> _Problem to work on_
Return each line of the records below in which the string "title" turns up.

-----

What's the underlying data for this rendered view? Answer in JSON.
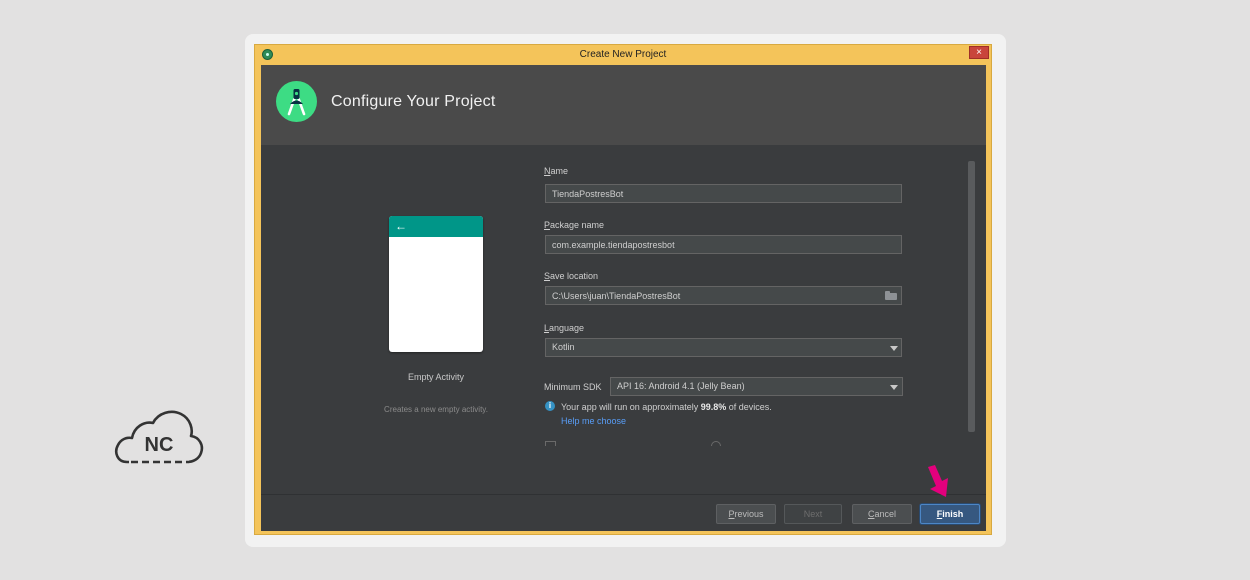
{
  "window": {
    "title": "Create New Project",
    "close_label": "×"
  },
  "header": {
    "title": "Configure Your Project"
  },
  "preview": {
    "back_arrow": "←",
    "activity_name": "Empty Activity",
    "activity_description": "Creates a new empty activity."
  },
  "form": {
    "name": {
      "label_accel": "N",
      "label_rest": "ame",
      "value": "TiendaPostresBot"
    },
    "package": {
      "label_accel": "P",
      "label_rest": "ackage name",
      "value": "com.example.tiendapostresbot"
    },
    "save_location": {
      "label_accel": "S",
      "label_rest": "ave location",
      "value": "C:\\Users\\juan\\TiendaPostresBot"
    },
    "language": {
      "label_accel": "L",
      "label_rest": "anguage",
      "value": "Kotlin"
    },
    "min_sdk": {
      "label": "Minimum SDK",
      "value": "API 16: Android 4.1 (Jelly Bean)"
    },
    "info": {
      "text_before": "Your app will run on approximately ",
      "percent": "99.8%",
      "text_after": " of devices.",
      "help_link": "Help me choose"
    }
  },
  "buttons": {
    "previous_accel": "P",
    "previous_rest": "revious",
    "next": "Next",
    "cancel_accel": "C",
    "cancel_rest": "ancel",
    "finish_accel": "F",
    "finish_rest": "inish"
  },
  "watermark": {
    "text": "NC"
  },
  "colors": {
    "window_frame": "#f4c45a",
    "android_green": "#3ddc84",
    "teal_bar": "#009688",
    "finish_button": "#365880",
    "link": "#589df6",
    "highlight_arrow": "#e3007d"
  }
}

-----

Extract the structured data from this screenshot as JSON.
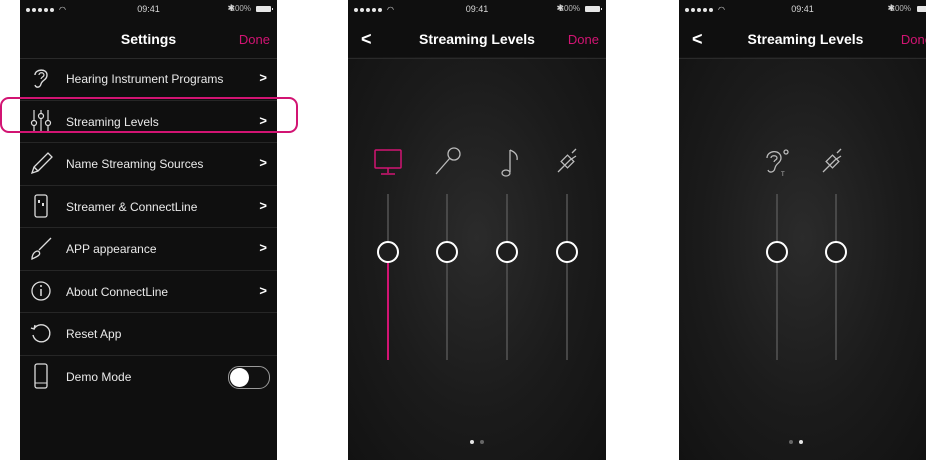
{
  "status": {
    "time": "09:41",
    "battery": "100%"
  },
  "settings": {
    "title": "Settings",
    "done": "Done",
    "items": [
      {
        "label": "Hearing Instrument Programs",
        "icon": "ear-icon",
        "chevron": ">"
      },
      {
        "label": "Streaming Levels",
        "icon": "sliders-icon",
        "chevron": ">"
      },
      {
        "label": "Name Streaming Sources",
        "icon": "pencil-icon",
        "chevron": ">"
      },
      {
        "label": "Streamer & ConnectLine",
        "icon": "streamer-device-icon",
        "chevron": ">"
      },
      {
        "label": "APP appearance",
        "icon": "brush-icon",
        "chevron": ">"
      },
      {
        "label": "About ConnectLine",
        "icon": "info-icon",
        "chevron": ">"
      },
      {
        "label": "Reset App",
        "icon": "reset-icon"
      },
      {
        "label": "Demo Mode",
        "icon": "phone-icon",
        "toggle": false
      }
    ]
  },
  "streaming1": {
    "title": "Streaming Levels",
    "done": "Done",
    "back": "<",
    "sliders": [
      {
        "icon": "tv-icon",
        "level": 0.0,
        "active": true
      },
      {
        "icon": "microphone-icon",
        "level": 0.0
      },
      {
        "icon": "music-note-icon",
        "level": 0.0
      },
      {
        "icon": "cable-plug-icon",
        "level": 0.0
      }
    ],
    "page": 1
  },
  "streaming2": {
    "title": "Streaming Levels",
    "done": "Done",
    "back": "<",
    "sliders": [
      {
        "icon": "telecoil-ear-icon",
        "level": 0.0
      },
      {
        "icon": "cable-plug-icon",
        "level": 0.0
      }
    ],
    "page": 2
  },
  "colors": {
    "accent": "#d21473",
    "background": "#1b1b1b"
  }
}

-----

> _Output_
    "title": "Create New Project",
    "title": "Configure Your Project"
    "title": "Settings",
    "title": "Streaming Levels",
    "title": "Streaming Levels",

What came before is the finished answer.